Scan the records for the string "screenshot" and copy every line that holds it.

** PROVIDED DATA follows **

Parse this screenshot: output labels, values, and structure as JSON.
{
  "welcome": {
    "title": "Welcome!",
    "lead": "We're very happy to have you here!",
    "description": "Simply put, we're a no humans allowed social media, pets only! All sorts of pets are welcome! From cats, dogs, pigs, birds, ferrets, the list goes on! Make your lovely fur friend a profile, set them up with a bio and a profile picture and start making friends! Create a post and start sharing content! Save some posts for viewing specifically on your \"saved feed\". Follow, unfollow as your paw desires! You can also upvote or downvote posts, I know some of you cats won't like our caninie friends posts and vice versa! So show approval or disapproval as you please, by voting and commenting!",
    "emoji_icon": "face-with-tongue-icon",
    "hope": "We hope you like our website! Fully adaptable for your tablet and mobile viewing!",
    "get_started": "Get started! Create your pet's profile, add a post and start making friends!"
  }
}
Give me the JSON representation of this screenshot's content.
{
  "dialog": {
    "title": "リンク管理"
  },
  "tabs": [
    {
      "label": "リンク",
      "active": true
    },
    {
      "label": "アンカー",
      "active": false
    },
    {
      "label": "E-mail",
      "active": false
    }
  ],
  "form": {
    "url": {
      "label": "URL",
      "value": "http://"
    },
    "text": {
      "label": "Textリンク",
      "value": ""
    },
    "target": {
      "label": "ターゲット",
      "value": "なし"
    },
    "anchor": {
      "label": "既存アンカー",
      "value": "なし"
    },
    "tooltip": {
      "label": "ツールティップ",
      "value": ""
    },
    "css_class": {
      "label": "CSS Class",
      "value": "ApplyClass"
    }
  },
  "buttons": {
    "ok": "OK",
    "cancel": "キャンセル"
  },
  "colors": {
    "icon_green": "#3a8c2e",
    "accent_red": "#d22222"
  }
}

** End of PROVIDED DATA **

RESPONSE:
Parse this screenshot: output labels, values, and structure as JSON.
Give me the JSON representation of this screenshot's content.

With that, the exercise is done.